The industrial-strength whine of an unseen engine dominates the opening moments of Land Ho! What could it be? A plane getting about to take off for some exotic place? A chainsaw preparing to rip through something--or someone? Nope, it’s a vacuum cleaner, wielded by Mitch (played by Earl Lynn Nelson, co-director Martha Stephens’ second cousin). Mitch, we soon learn, is a recently retired surgeon who’s cleaning up a bit before his favorite ex-brother-in-law, Colin (Paul Eenhoorn) comes over for dinner.
That aural punch line is a nice introduction to this deadpan but lively film, which presents everyday situations and encounters with just enough of a twist to focus our attention on them. And you’ve got to savor the small stuff, as Land Ho! gently reminds us, because those seemingly inconsequential moments make up the warp and the weft of our lives.
Monday, June 16, 2014
The recent kidnapping of hundreds of schoolgirls by the terrorist group Boko Haram highlighted many of the problems that are corroding civil society in Nigeria, including a brutal and growing disregard for women's rights and a government that is as ineffective at protecting its citizens as it is adept at punishing them. Those are the problems that Hafsat Abiola, the heroine of The Supreme Price, is devoting her life to addressing.
Wednesday, May 28, 2014
An homage to the beloved older sister cowriter-director Petra Costa lost when she was 7 years old, Elena is a detailed anatomy of grief—-and a poetic tribute to life, love, and the transformative power of art. Costa combines family video, photos and testimonials from her sister with new footage of herself and New York, the city where she retraces the contours of Elena’s life and explores its effect on her own. Her entrancing, beautiful footage frequently features blurred images, soft colors, slow pans, slow motion, and scenes involving water, which set the stage for her concluding metaphor for the healing power of time: “Little by little, the pain turns to water, becomes memory.”
Written for The L Magazine
Part of the fun of movies like To Catch a Thief and Ocean's Eleven is identifying with famous actors playing thieves, thrilling at their inventiveness and insouciance.
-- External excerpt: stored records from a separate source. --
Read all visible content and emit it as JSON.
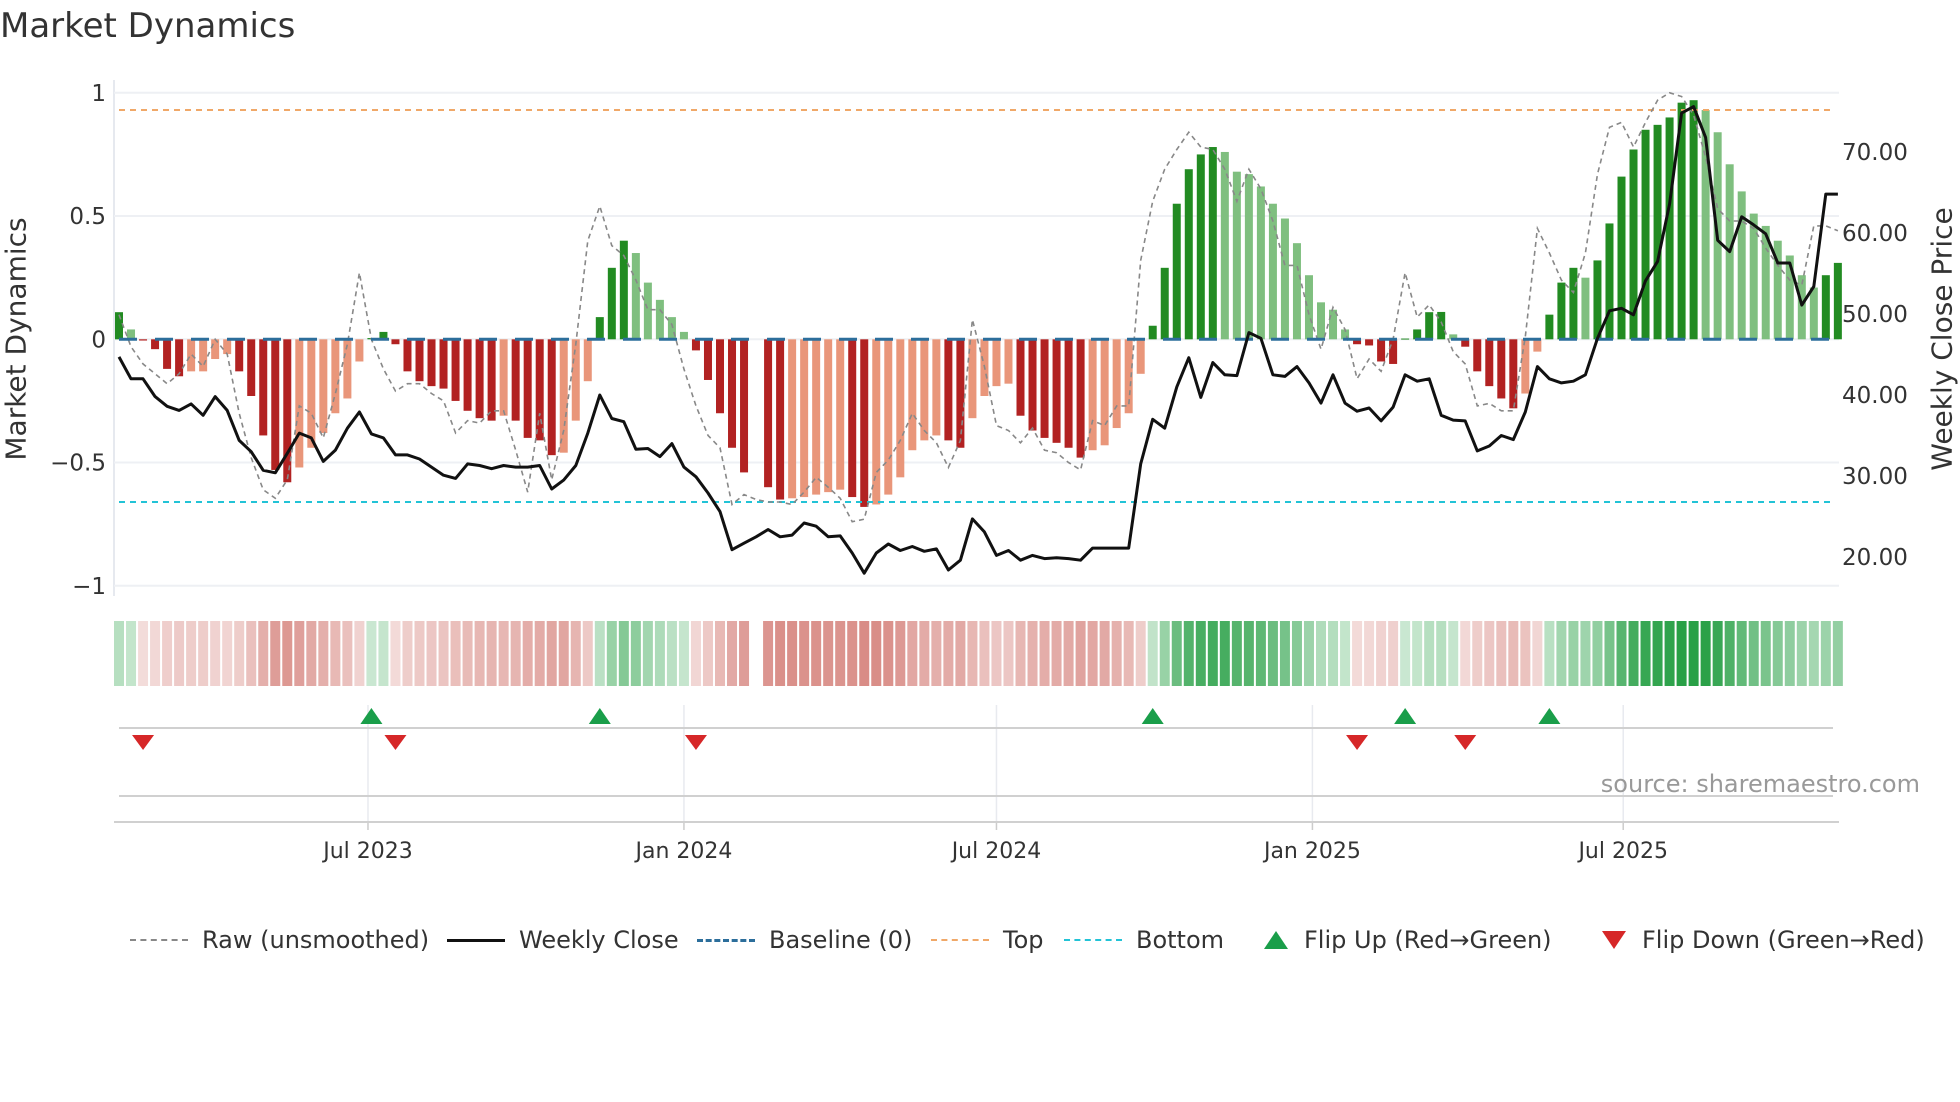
{
  "title": "Market Dynamics",
  "source": "source: sharemaestro.com",
  "chart_data": {
    "type": "bar",
    "title": "Market Dynamics",
    "ylabel": "Market Dynamics",
    "y2label": "Weekly Close Price",
    "ylim": [
      -1.02,
      1.08
    ],
    "y2lim": [
      16.4,
      77.2
    ],
    "y_ticks": [
      {
        "v": 1,
        "label": "1"
      },
      {
        "v": 0.5,
        "label": "0.5"
      },
      {
        "v": 0,
        "label": "0"
      },
      {
        "v": -0.5,
        "label": "−0.5"
      },
      {
        "v": -1,
        "label": "−1"
      }
    ],
    "y2_ticks": [
      {
        "v": 70,
        "label": "70.00"
      },
      {
        "v": 60,
        "label": "60.00"
      },
      {
        "v": 50,
        "label": "50.00"
      },
      {
        "v": 40,
        "label": "40.00"
      },
      {
        "v": 30,
        "label": "30.00"
      },
      {
        "v": 20,
        "label": "20.00"
      }
    ],
    "x_ticks": [
      {
        "date": "2023-07-01",
        "label": "Jul 2023"
      },
      {
        "date": "2024-01-01",
        "label": "Jan 2024"
      },
      {
        "date": "2024-07-01",
        "label": "Jul 2024"
      },
      {
        "date": "2025-01-01",
        "label": "Jan 2025"
      },
      {
        "date": "2025-07-01",
        "label": "Jul 2025"
      }
    ],
    "start_date": "2023-02-06",
    "frequency": "weekly",
    "top_level": 0.93,
    "bottom_level": -0.66,
    "baseline": 0,
    "series": [
      {
        "name": "Market Dynamics (smoothed)",
        "kind": "bar",
        "values": [
          0.11,
          0.04,
          -0.005,
          -0.04,
          -0.12,
          -0.15,
          -0.13,
          -0.13,
          -0.08,
          -0.06,
          -0.13,
          -0.23,
          -0.39,
          -0.53,
          -0.58,
          -0.52,
          -0.44,
          -0.38,
          -0.3,
          -0.24,
          -0.09,
          0.005,
          0.03,
          -0.02,
          -0.13,
          -0.17,
          -0.19,
          -0.2,
          -0.25,
          -0.29,
          -0.32,
          -0.33,
          -0.31,
          -0.33,
          -0.4,
          -0.41,
          -0.47,
          -0.46,
          -0.33,
          -0.17,
          0.09,
          0.29,
          0.4,
          0.35,
          0.23,
          0.16,
          0.09,
          0.03,
          -0.045,
          -0.165,
          -0.3,
          -0.44,
          -0.54,
          null,
          -0.6,
          -0.65,
          -0.645,
          -0.64,
          -0.63,
          -0.62,
          -0.61,
          -0.64,
          -0.68,
          -0.67,
          -0.63,
          -0.56,
          -0.45,
          -0.41,
          -0.39,
          -0.41,
          -0.44,
          -0.32,
          -0.23,
          -0.19,
          -0.18,
          -0.31,
          -0.37,
          -0.4,
          -0.42,
          -0.44,
          -0.48,
          -0.45,
          -0.43,
          -0.36,
          -0.3,
          -0.14,
          0.055,
          0.29,
          0.55,
          0.69,
          0.75,
          0.78,
          0.76,
          0.68,
          0.67,
          0.62,
          0.55,
          0.49,
          0.39,
          0.26,
          0.15,
          0.12,
          0.04,
          -0.02,
          -0.025,
          -0.09,
          -0.1,
          0.003,
          0.04,
          0.11,
          0.111,
          0.02,
          -0.03,
          -0.13,
          -0.19,
          -0.24,
          -0.28,
          -0.22,
          -0.05,
          0.1,
          0.23,
          0.29,
          0.25,
          0.32,
          0.47,
          0.66,
          0.77,
          0.85,
          0.87,
          0.9,
          0.96,
          0.97,
          0.93,
          0.84,
          0.71,
          0.6,
          0.51,
          0.46,
          0.4,
          0.34,
          0.26,
          0.21,
          0.26,
          0.31
        ]
      },
      {
        "name": "Raw (unsmoothed)",
        "kind": "line",
        "values": [
          0.1,
          -0.03,
          -0.1,
          -0.14,
          -0.18,
          -0.14,
          -0.06,
          -0.11,
          0.0,
          -0.06,
          -0.3,
          -0.48,
          -0.61,
          -0.645,
          -0.57,
          -0.27,
          -0.3,
          -0.4,
          -0.22,
          -0.02,
          0.27,
          0.0,
          -0.12,
          -0.21,
          -0.18,
          -0.18,
          -0.22,
          -0.25,
          -0.38,
          -0.33,
          -0.34,
          -0.29,
          -0.29,
          -0.45,
          -0.62,
          -0.3,
          -0.57,
          -0.37,
          -0.02,
          0.4,
          0.54,
          0.38,
          0.34,
          0.24,
          0.12,
          0.12,
          0.06,
          -0.12,
          -0.27,
          -0.39,
          -0.44,
          -0.67,
          -0.63,
          -0.65,
          -0.66,
          -0.66,
          -0.67,
          -0.62,
          -0.56,
          -0.6,
          -0.645,
          -0.74,
          -0.73,
          -0.54,
          -0.49,
          -0.41,
          -0.3,
          -0.37,
          -0.42,
          -0.52,
          -0.41,
          0.08,
          -0.11,
          -0.35,
          -0.37,
          -0.42,
          -0.36,
          -0.45,
          -0.46,
          -0.5,
          -0.53,
          -0.33,
          -0.35,
          -0.27,
          -0.27,
          0.32,
          0.56,
          0.69,
          0.77,
          0.84,
          0.78,
          0.77,
          0.69,
          0.56,
          0.69,
          0.61,
          0.48,
          0.3,
          0.3,
          0.1,
          -0.04,
          0.13,
          0.04,
          -0.16,
          -0.08,
          -0.13,
          0.0,
          0.27,
          0.09,
          0.14,
          0.07,
          -0.05,
          -0.1,
          -0.27,
          -0.26,
          -0.29,
          -0.29,
          0.01,
          0.45,
          0.35,
          0.24,
          0.19,
          0.35,
          0.67,
          0.86,
          0.88,
          0.78,
          0.88,
          0.97,
          1.0,
          0.985,
          0.91,
          0.74,
          0.53,
          0.48,
          0.48,
          0.45,
          0.37,
          0.3,
          0.24,
          0.22,
          0.46,
          0.46,
          0.44
        ]
      },
      {
        "name": "Weekly Close",
        "kind": "line",
        "axis": "right",
        "values": [
          44.7,
          42.0,
          42.0,
          39.8,
          38.6,
          38.1,
          38.9,
          37.5,
          39.8,
          38.1,
          34.4,
          33.0,
          30.7,
          30.4,
          32.8,
          35.3,
          34.7,
          31.8,
          33.2,
          35.9,
          37.9,
          35.2,
          34.7,
          32.6,
          32.6,
          32.1,
          31.1,
          30.1,
          29.7,
          31.5,
          31.3,
          30.9,
          31.3,
          31.1,
          31.1,
          31.3,
          28.4,
          29.5,
          31.3,
          35.3,
          40.0,
          37.1,
          36.7,
          33.3,
          33.4,
          32.4,
          34.0,
          31.1,
          29.9,
          27.9,
          25.6,
          20.9,
          21.7,
          22.5,
          23.4,
          22.5,
          22.7,
          24.2,
          23.8,
          22.5,
          22.6,
          20.5,
          18.0,
          20.5,
          21.6,
          20.8,
          21.3,
          20.7,
          21.0,
          18.4,
          19.6,
          24.7,
          23.1,
          20.2,
          20.8,
          19.6,
          20.2,
          19.8,
          19.9,
          19.8,
          19.6,
          21.1,
          21.1,
          21.1,
          21.1,
          31.5,
          37.0,
          35.9,
          41.0,
          44.6,
          39.7,
          44.0,
          42.5,
          42.4,
          47.7,
          47.0,
          42.5,
          42.3,
          43.5,
          41.5,
          39.0,
          42.5,
          39.0,
          38.0,
          38.4,
          36.8,
          38.5,
          42.5,
          41.7,
          42.0,
          37.5,
          36.9,
          36.8,
          33.1,
          33.7,
          35.0,
          34.5,
          37.9,
          43.5,
          42.0,
          41.5,
          41.7,
          42.5,
          47.0,
          50.4,
          50.7,
          49.9,
          54.1,
          56.5,
          63.6,
          74.8,
          75.6,
          71.8,
          59.1,
          57.7,
          62.0,
          61.0,
          59.9,
          56.3,
          56.3,
          51.1,
          53.4,
          64.8,
          64.8
        ]
      }
    ],
    "flip_up_weeks": [
      22,
      41,
      87,
      108,
      120
    ],
    "flip_down_weeks": [
      3,
      24,
      49,
      104,
      113
    ],
    "legend": {
      "placement": "bottom",
      "items": [
        {
          "key": "raw",
          "label": "Raw (unsmoothed)"
        },
        {
          "key": "close",
          "label": "Weekly Close"
        },
        {
          "key": "baseline",
          "label": "Baseline (0)"
        },
        {
          "key": "top",
          "label": "Top"
        },
        {
          "key": "bottom",
          "label": "Bottom"
        },
        {
          "key": "flip_up",
          "label": "Flip Up (Red→Green)"
        },
        {
          "key": "flip_down",
          "label": "Flip Down (Green→Red)"
        }
      ]
    },
    "colors": {
      "bar_pos_strong": "#228b22",
      "bar_pos_weak": "#7fbf7f",
      "bar_neg_strong": "#b22222",
      "bar_neg_weak": "#e9967a",
      "raw": "#888888",
      "close": "#111111",
      "baseline": "#2c6e9b",
      "top": "#f0a868",
      "bottom": "#22c3d6",
      "flip_up": "#1a9e4a",
      "flip_down": "#d62728"
    }
  }
}
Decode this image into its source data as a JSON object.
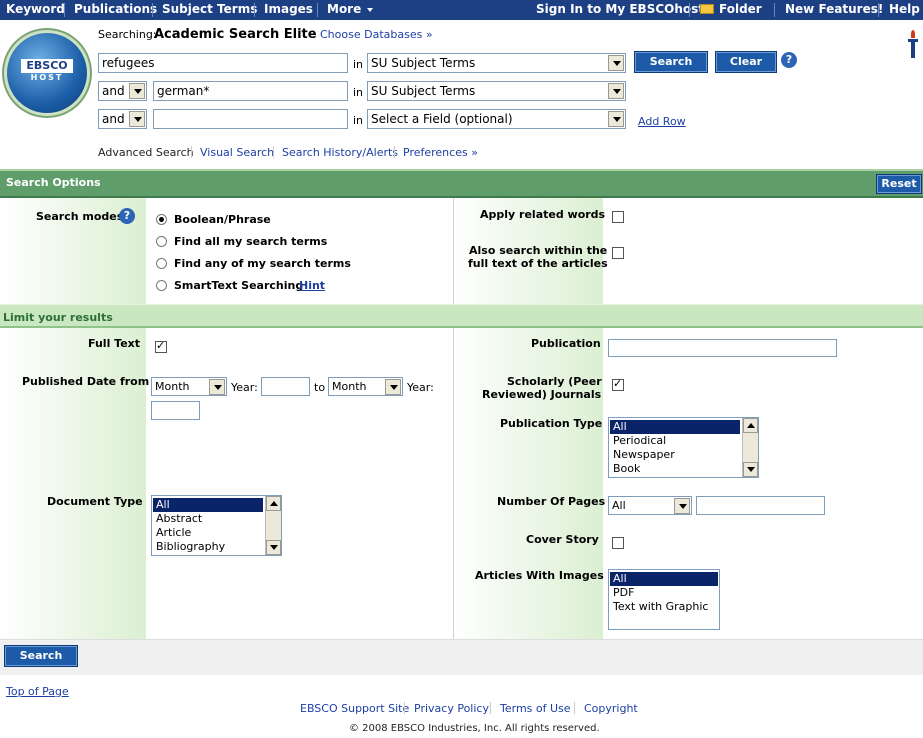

But as The Life and Crimes of Doris Payne reminds us, it's more than just lack of nerve or poor bone structure that keeps most of us from a life of heisting. Doris Payne used that Hollywood trope as a template for her life, remaking herself as a glamorous jewel thief. She plays the part well, fooling countless sales clerks over the years and always looking great—even in her mug shots. There's a backstage-pass kind of thrill in learning just how she ripped off so many high-end jewelry stores, but this somewhat hamfisted doc is strongest when exploring the flip side of that fantasy.
Wednesday, May 21, 2014
A humanist with a rare sensitivity to the inner lives of children, Lukas Moodysson is one of the best living directors of young people, and he’s especially good with girls and young women. As he did in Lilya 4-Ever and Together, he gazes at the young people in We Are the Best! eye to eye even when they are all but invisible to those around them, capturing the awkwardness and innocent sincerity of youth without a trace of condescension or sentimentality. But, like all true humanists, he knows that loving human frailty and finding humor in it are not mutually exclusive. Even as we empathize with the protagonists of We Are the Best! we also laugh at them--and the laughter is energizing, because there’s nothing mean-spirited about it. It’s just another way of acknowledging the humanity we share with three teenage girls in 1982 Stockholm.